**WHAT IS EXPECTED:**
Leave every picture behind and copy the rest of the entries below exactly.

**WORKING DATA:**

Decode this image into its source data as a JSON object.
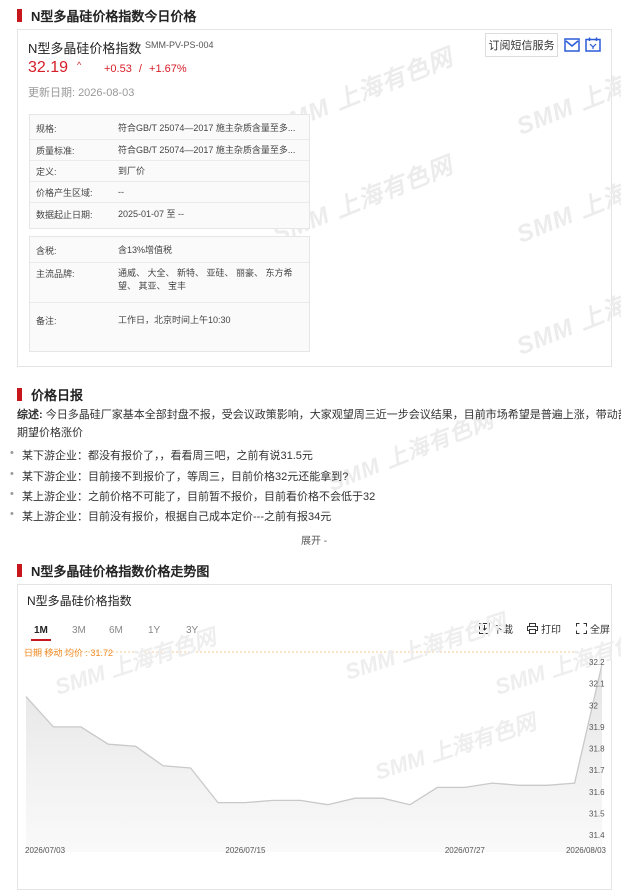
{
  "section1": {
    "title": "N型多晶硅价格指数今日价格",
    "product_name": "N型多晶硅价格指数",
    "product_code": "SMM-PV-PS-004",
    "price": "32.19",
    "change": "+0.53",
    "change_sep": "/",
    "change_pct": "+1.67%",
    "update_label": "更新日期:",
    "update_date": "2026-08-03",
    "subscribe_label": "订阅短信服务",
    "info1": [
      {
        "k": "规格:",
        "v": "符合GB/T 25074—2017 施主杂质含量至多..."
      },
      {
        "k": "质量标准:",
        "v": "符合GB/T 25074—2017 施主杂质含量至多..."
      },
      {
        "k": "定义:",
        "v": "到厂价"
      },
      {
        "k": "价格产生区域:",
        "v": "--"
      },
      {
        "k": "数据起止日期:",
        "v": "2025-01-07 至 --"
      }
    ],
    "info2": [
      {
        "k": "含税:",
        "v": "含13%增值税"
      },
      {
        "k": "主流品牌:",
        "v": "通威、 大全、 新特、 亚硅、 丽豪、 东方希望、 其亚、 宝丰"
      },
      {
        "k": "备注:",
        "v": "工作日，北京时间上午10:30"
      }
    ]
  },
  "section2": {
    "title": "价格日报",
    "summary_label": "综述:",
    "summary_line1": " 今日多晶硅厂家基本全部封盘不报，受会议政策影响，大家观望周三近一步会议结果，目前市场希望是普遍上涨，带动部分",
    "summary_line2": "期望价格涨价",
    "bullets": [
      "某下游企业：都没有报价了，，看看周三吧，之前有说31.5元",
      "某下游企业：目前接不到报价了，等周三，目前价格32元还能拿到?",
      "某上游企业：之前价格不可能了，目前暂不报价，目前看价格不会低于32",
      "某上游企业：目前没有报价，根据自己成本定价---之前有报34元"
    ],
    "expand_label": "展开 -"
  },
  "section3": {
    "title": "N型多晶硅价格指数价格走势图",
    "chart_title": "N型多晶硅价格指数",
    "tabs": [
      "1M",
      "3M",
      "6M",
      "1Y",
      "3Y"
    ],
    "active_tab": "1M",
    "tools": {
      "download": "下载",
      "print": "打印",
      "fullscreen": "全屏"
    },
    "avg_label": "日期 移动 均价 : 31.72"
  },
  "watermark": {
    "brand": "SMM",
    "cn": "上海有色网"
  },
  "colors": {
    "accent": "#c8161d",
    "up": "#d61e28",
    "line": "#c9c9c9",
    "area_top": "#e6e6e6",
    "icon_blue": "#2a5bd7"
  },
  "chart_data": {
    "type": "area",
    "title": "N型多晶硅价格指数",
    "x": [
      "2026/07/03",
      "2026/07/06",
      "2026/07/07",
      "2026/07/08",
      "2026/07/09",
      "2026/07/10",
      "2026/07/13",
      "2026/07/14",
      "2026/07/15",
      "2026/07/16",
      "2026/07/17",
      "2026/07/20",
      "2026/07/21",
      "2026/07/22",
      "2026/07/23",
      "2026/07/24",
      "2026/07/27",
      "2026/07/28",
      "2026/07/29",
      "2026/07/30",
      "2026/07/31",
      "2026/08/03"
    ],
    "x_tick_labels": [
      "2026/07/03",
      "2026/07/15",
      "2026/07/27",
      "2026/08/03"
    ],
    "y": [
      32.04,
      31.9,
      31.9,
      31.82,
      31.81,
      31.72,
      31.71,
      31.55,
      31.55,
      31.56,
      31.56,
      31.54,
      31.57,
      31.57,
      31.54,
      31.62,
      31.62,
      31.64,
      31.63,
      31.63,
      31.64,
      32.19
    ],
    "ylim": [
      31.4,
      32.2
    ],
    "y_ticks": [
      31.4,
      31.5,
      31.6,
      31.7,
      31.8,
      31.9,
      32.0,
      32.1,
      32.2
    ],
    "y_tick_labels": [
      "31.4",
      "31.5",
      "31.6",
      "31.7",
      "31.8",
      "31.9",
      "32",
      "32.1",
      "32.2"
    ],
    "grid": false
  }
}
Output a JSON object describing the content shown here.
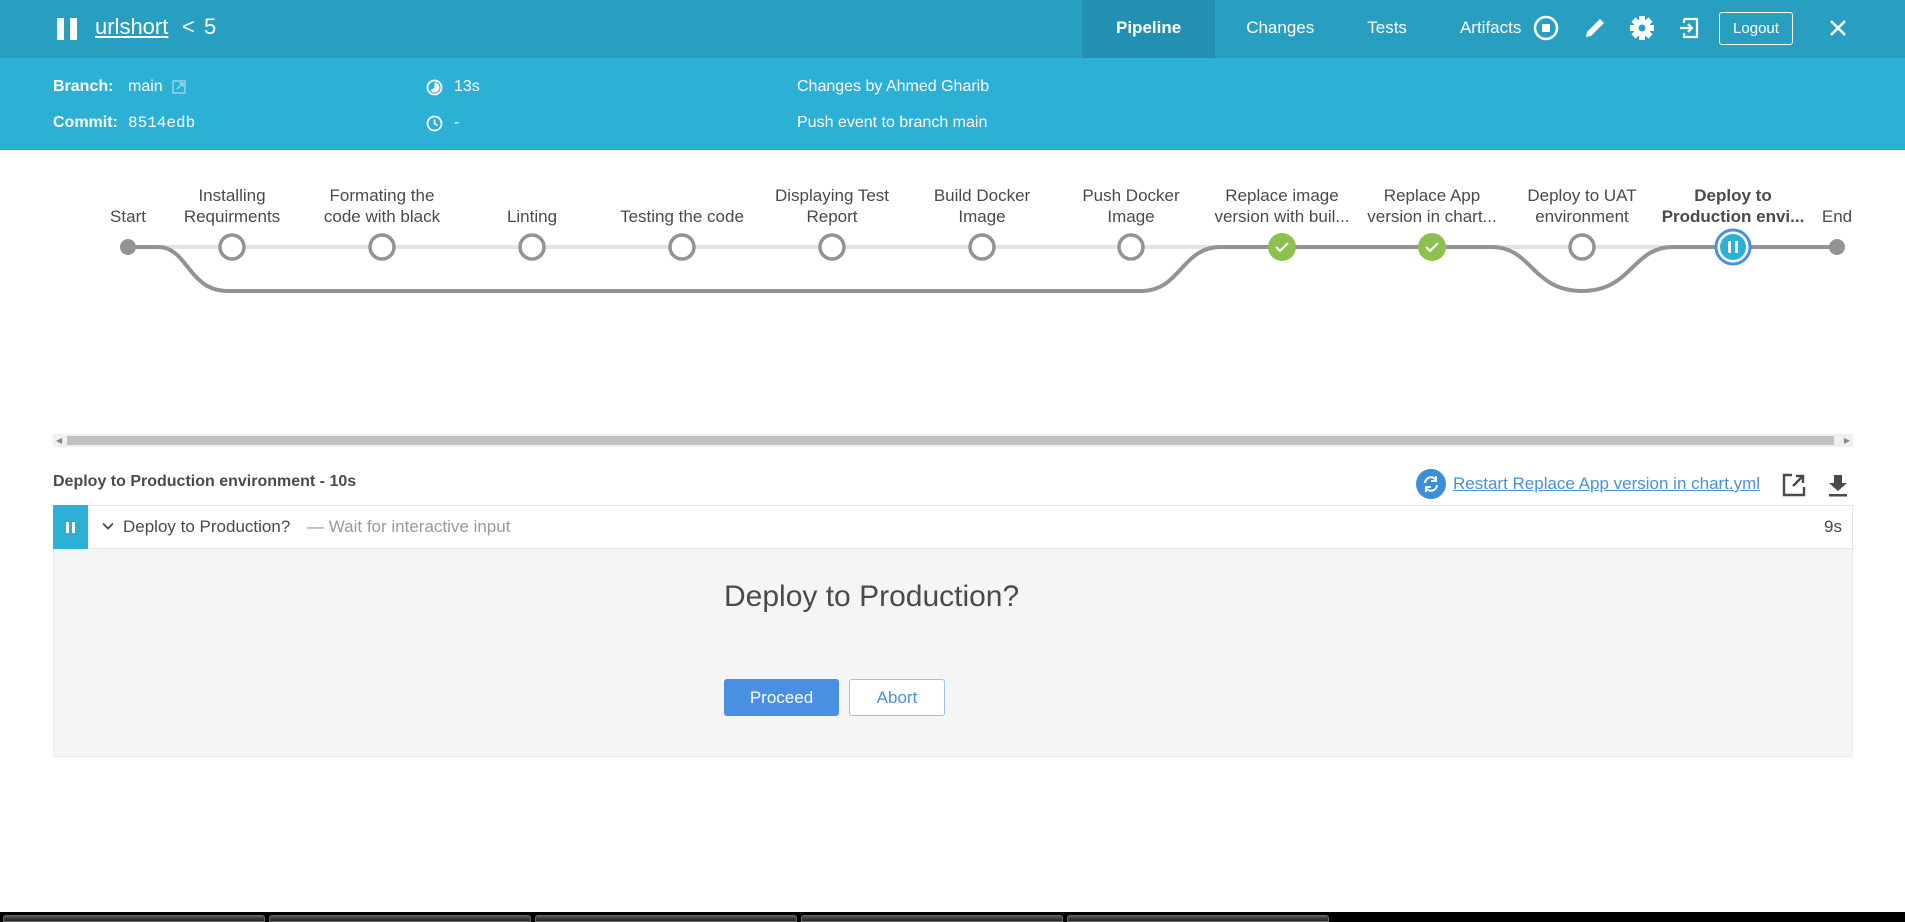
{
  "header": {
    "title": "urlshort",
    "back_glyph": "<",
    "run_number": "5",
    "status_icon": "pause-icon",
    "tabs": [
      {
        "label": "Pipeline",
        "active": true
      },
      {
        "label": "Changes",
        "active": false
      },
      {
        "label": "Tests",
        "active": false
      },
      {
        "label": "Artifacts",
        "active": false
      }
    ],
    "icons": [
      "stop-icon",
      "edit-icon",
      "gear-icon",
      "login-icon"
    ],
    "logout_label": "Logout",
    "close_icon": "close-icon"
  },
  "run_info": {
    "branch_label": "Branch:",
    "branch_value": "main",
    "commit_label": "Commit:",
    "commit_value": "8514edb",
    "duration": "13s",
    "started": "-",
    "changes": "Changes by Ahmed Gharib",
    "cause": "Push event to branch main"
  },
  "pipeline": {
    "stages": [
      {
        "label_lines": [
          "",
          "Start"
        ],
        "state": "start"
      },
      {
        "label_lines": [
          "Installing",
          "Requirments"
        ],
        "state": "not_built"
      },
      {
        "label_lines": [
          "Formating the",
          "code with black"
        ],
        "state": "not_built"
      },
      {
        "label_lines": [
          "",
          "Linting"
        ],
        "state": "not_built"
      },
      {
        "label_lines": [
          "",
          "Testing the code"
        ],
        "state": "not_built"
      },
      {
        "label_lines": [
          "Displaying Test",
          "Report"
        ],
        "state": "not_built"
      },
      {
        "label_lines": [
          "Build Docker",
          "Image"
        ],
        "state": "not_built"
      },
      {
        "label_lines": [
          "Push Docker",
          "Image"
        ],
        "state": "not_built"
      },
      {
        "label_lines": [
          "Replace image",
          "version with buil..."
        ],
        "state": "success"
      },
      {
        "label_lines": [
          "Replace App",
          "version in chart..."
        ],
        "state": "success"
      },
      {
        "label_lines": [
          "Deploy to UAT",
          "environment"
        ],
        "state": "not_built"
      },
      {
        "label_lines": [
          "Deploy to",
          "Production envi..."
        ],
        "state": "paused",
        "selected": true
      },
      {
        "label_lines": [
          "",
          "End"
        ],
        "state": "end"
      }
    ],
    "colors": {
      "success": "#8cc04f",
      "paused": "#2db0d6",
      "selected_ring": "#4a90e2",
      "line": "#949393",
      "line_light": "#e4e4e4"
    }
  },
  "step_detail": {
    "title": "Deploy to Production environment - 10s",
    "restart_label": "Restart Replace App version in chart.yml",
    "step": {
      "name": "Deploy to Production?",
      "description": "— Wait for interactive input",
      "duration": "9s"
    },
    "input": {
      "question": "Deploy to Production?",
      "proceed_label": "Proceed",
      "abort_label": "Abort"
    }
  }
}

**SOLUTION TO THIS PROBLEM:**
Decode this image into its source data as a JSON object.
{
  "section1": {
    "title": "N型多晶硅价格指数今日价格",
    "product_name": "N型多晶硅价格指数",
    "product_code": "SMM-PV-PS-004",
    "price": "32.19",
    "change": "+0.53",
    "change_sep": "/",
    "change_pct": "+1.67%",
    "update_label": "更新日期:",
    "update_date": "2026-08-03",
    "subscribe_label": "订阅短信服务",
    "info1": [
      {
        "k": "规格:",
        "v": "符合GB/T 25074—2017 施主杂质含量至多..."
      },
      {
        "k": "质量标准:",
        "v": "符合GB/T 25074—2017 施主杂质含量至多..."
      },
      {
        "k": "定义:",
        "v": "到厂价"
      },
      {
        "k": "价格产生区域:",
        "v": "--"
      },
      {
        "k": "数据起止日期:",
        "v": "2025-01-07 至 --"
      }
    ],
    "info2": [
      {
        "k": "含税:",
        "v": "含13%增值税"
      },
      {
        "k": "主流品牌:",
        "v": "通威、 大全、 新特、 亚硅、 丽豪、 东方希望、 其亚、 宝丰"
      },
      {
        "k": "备注:",
        "v": "工作日，北京时间上午10:30"
      }
    ]
  },
  "section2": {
    "title": "价格日报",
    "summary_label": "综述:",
    "summary_line1": " 今日多晶硅厂家基本全部封盘不报，受会议政策影响，大家观望周三近一步会议结果，目前市场希望是普遍上涨，带动部分",
    "summary_line2": "期望价格涨价",
    "bullets": [
      "某下游企业：都没有报价了，，看看周三吧，之前有说31.5元",
      "某下游企业：目前接不到报价了，等周三，目前价格32元还能拿到?",
      "某上游企业：之前价格不可能了，目前暂不报价，目前看价格不会低于32",
      "某上游企业：目前没有报价，根据自己成本定价---之前有报34元"
    ],
    "expand_label": "展开 -"
  },
  "section3": {
    "title": "N型多晶硅价格指数价格走势图",
    "chart_title": "N型多晶硅价格指数",
    "tabs": [
      "1M",
      "3M",
      "6M",
      "1Y",
      "3Y"
    ],
    "active_tab": "1M",
    "tools": {
      "download": "下载",
      "print": "打印",
      "fullscreen": "全屏"
    },
    "avg_label": "日期 移动 均价 : 31.72"
  },
  "watermark": {
    "brand": "SMM",
    "cn": "上海有色网"
  },
  "colors": {
    "accent": "#c8161d",
    "up": "#d61e28",
    "line": "#c9c9c9",
    "area_top": "#e6e6e6",
    "icon_blue": "#2a5bd7"
  },
  "chart_data": {
    "type": "area",
    "title": "N型多晶硅价格指数",
    "x": [
      "2026/07/03",
      "2026/07/06",
      "2026/07/07",
      "2026/07/08",
      "2026/07/09",
      "2026/07/10",
      "2026/07/13",
      "2026/07/14",
      "2026/07/15",
      "2026/07/16",
      "2026/07/17",
      "2026/07/20",
      "2026/07/21",
      "2026/07/22",
      "2026/07/23",
      "2026/07/24",
      "2026/07/27",
      "2026/07/28",
      "2026/07/29",
      "2026/07/30",
      "2026/07/31",
      "2026/08/03"
    ],
    "x_tick_labels": [
      "2026/07/03",
      "2026/07/15",
      "2026/07/27",
      "2026/08/03"
    ],
    "y": [
      32.04,
      31.9,
      31.9,
      31.82,
      31.81,
      31.72,
      31.71,
      31.55,
      31.55,
      31.56,
      31.56,
      31.54,
      31.57,
      31.57,
      31.54,
      31.62,
      31.62,
      31.64,
      31.63,
      31.63,
      31.64,
      32.19
    ],
    "ylim": [
      31.4,
      32.2
    ],
    "y_ticks": [
      31.4,
      31.5,
      31.6,
      31.7,
      31.8,
      31.9,
      32.0,
      32.1,
      32.2
    ],
    "y_tick_labels": [
      "31.4",
      "31.5",
      "31.6",
      "31.7",
      "31.8",
      "31.9",
      "32",
      "32.1",
      "32.2"
    ],
    "grid": false
  }
}
Output a JSON object describing the content shown here.
{
  "header": {
    "title": "urlshort",
    "back_glyph": "<",
    "run_number": "5",
    "status_icon": "pause-icon",
    "tabs": [
      {
        "label": "Pipeline",
        "active": true
      },
      {
        "label": "Changes",
        "active": false
      },
      {
        "label": "Tests",
        "active": false
      },
      {
        "label": "Artifacts",
        "active": false
      }
    ],
    "icons": [
      "stop-icon",
      "edit-icon",
      "gear-icon",
      "login-icon"
    ],
    "logout_label": "Logout",
    "close_icon": "close-icon"
  },
  "run_info": {
    "branch_label": "Branch:",
    "branch_value": "main",
    "commit_label": "Commit:",
    "commit_value": "8514edb",
    "duration": "13s",
    "started": "-",
    "changes": "Changes by Ahmed Gharib",
    "cause": "Push event to branch main"
  },
  "pipeline": {
    "stages": [
      {
        "label_lines": [
          "",
          "Start"
        ],
        "state": "start"
      },
      {
        "label_lines": [
          "Installing",
          "Requirments"
        ],
        "state": "not_built"
      },
      {
        "label_lines": [
          "Formating the",
          "code with black"
        ],
        "state": "not_built"
      },
      {
        "label_lines": [
          "",
          "Linting"
        ],
        "state": "not_built"
      },
      {
        "label_lines": [
          "",
          "Testing the code"
        ],
        "state": "not_built"
      },
      {
        "label_lines": [
          "Displaying Test",
          "Report"
        ],
        "state": "not_built"
      },
      {
        "label_lines": [
          "Build Docker",
          "Image"
        ],
        "state": "not_built"
      },
      {
        "label_lines": [
          "Push Docker",
          "Image"
        ],
        "state": "not_built"
      },
      {
        "label_lines": [
          "Replace image",
          "version with buil..."
        ],
        "state": "success"
      },
      {
        "label_lines": [
          "Replace App",
          "version in chart..."
        ],
        "state": "success"
      },
      {
        "label_lines": [
          "Deploy to UAT",
          "environment"
        ],
        "state": "not_built"
      },
      {
        "label_lines": [
          "Deploy to",
          "Production envi..."
        ],
        "state": "paused",
        "selected": true
      },
      {
        "label_lines": [
          "",
          "End"
        ],
        "state": "end"
      }
    ],
    "colors": {
      "success": "#8cc04f",
      "paused": "#2db0d6",
      "selected_ring": "#4a90e2",
      "line": "#949393",
      "line_light": "#e4e4e4"
    }
  },
  "step_detail": {
    "title": "Deploy to Production environment - 10s",
    "restart_label": "Restart Replace App version in chart.yml",
    "step": {
      "name": "Deploy to Production?",
      "description": "— Wait for interactive input",
      "duration": "9s"
    },
    "input": {
      "question": "Deploy to Production?",
      "proceed_label": "Proceed",
      "abort_label": "Abort"
    }
  }
}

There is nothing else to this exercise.